→ YOUR GOAL:
Work through the listing below, copying each line that carries the word "studio".

→ RECORDED INFORMATION:
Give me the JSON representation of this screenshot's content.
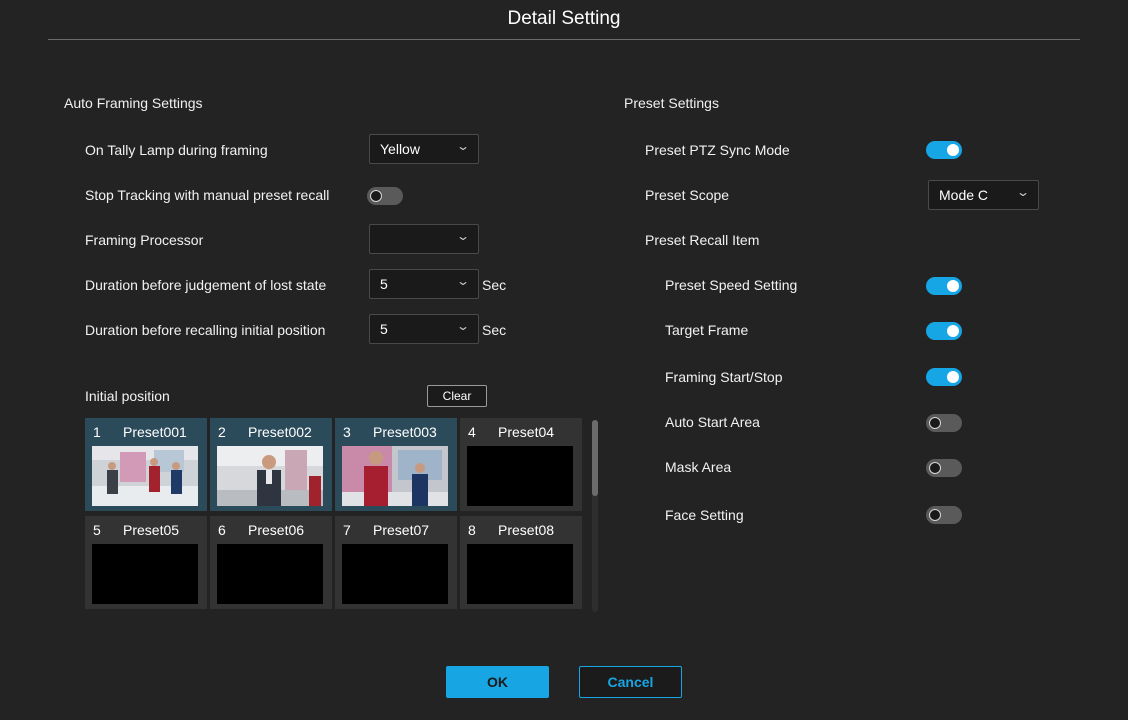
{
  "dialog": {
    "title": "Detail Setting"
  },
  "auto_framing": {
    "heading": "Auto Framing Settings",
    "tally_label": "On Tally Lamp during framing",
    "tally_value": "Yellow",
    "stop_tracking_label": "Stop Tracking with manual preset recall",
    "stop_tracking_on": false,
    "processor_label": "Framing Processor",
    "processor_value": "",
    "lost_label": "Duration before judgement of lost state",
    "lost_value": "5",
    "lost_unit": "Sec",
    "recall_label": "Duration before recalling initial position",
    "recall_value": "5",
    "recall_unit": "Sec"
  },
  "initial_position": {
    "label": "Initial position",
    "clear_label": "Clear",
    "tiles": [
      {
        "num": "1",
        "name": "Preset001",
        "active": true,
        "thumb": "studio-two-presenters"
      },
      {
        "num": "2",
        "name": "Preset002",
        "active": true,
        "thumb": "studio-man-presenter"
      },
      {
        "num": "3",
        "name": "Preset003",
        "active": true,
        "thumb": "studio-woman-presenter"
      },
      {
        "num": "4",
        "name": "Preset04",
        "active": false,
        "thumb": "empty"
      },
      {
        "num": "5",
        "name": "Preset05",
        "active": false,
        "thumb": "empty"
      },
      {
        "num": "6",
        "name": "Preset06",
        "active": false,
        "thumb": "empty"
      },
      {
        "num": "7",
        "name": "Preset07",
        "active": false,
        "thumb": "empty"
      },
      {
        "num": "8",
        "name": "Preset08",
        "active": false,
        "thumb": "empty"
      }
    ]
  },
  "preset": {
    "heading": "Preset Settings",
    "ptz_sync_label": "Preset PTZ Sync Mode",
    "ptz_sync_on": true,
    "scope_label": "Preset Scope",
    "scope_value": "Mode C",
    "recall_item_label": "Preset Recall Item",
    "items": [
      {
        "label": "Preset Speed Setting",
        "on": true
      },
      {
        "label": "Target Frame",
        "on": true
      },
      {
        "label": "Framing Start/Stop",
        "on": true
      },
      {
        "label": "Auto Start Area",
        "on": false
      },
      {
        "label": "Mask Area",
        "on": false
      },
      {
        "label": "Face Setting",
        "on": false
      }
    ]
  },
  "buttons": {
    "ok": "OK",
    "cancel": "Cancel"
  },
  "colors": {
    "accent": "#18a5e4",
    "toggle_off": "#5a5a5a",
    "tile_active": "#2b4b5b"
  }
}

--

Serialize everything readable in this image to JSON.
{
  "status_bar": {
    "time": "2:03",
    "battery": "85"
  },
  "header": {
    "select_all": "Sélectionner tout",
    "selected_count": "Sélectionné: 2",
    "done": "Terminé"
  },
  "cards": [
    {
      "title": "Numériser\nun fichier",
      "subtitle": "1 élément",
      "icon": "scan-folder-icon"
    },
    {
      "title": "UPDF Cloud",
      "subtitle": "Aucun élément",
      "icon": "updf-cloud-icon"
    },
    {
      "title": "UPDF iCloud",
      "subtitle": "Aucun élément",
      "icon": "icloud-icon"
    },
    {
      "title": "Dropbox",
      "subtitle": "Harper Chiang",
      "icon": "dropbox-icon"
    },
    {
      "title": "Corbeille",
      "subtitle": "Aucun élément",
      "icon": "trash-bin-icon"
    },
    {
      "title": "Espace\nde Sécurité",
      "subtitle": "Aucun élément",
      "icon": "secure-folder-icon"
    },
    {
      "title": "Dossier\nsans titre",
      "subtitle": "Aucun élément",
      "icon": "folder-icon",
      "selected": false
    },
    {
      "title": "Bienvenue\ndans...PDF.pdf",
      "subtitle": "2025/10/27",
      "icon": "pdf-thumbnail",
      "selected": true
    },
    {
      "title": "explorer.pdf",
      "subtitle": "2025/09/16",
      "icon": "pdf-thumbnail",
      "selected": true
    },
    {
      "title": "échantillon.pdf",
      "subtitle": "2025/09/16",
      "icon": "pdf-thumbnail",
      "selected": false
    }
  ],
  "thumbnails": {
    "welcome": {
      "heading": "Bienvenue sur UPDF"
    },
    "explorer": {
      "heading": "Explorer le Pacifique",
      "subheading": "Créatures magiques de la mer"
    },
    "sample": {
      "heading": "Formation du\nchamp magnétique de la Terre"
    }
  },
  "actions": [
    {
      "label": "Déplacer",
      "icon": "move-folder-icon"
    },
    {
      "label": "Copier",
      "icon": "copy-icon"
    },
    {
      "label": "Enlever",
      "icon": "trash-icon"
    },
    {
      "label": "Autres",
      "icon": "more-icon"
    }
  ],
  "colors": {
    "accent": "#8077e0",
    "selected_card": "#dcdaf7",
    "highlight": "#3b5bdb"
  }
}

→ RESULT OF THE TASK:
        "thumb": "studio-two-presenters"
        "thumb": "studio-man-presenter"
        "thumb": "studio-woman-presenter"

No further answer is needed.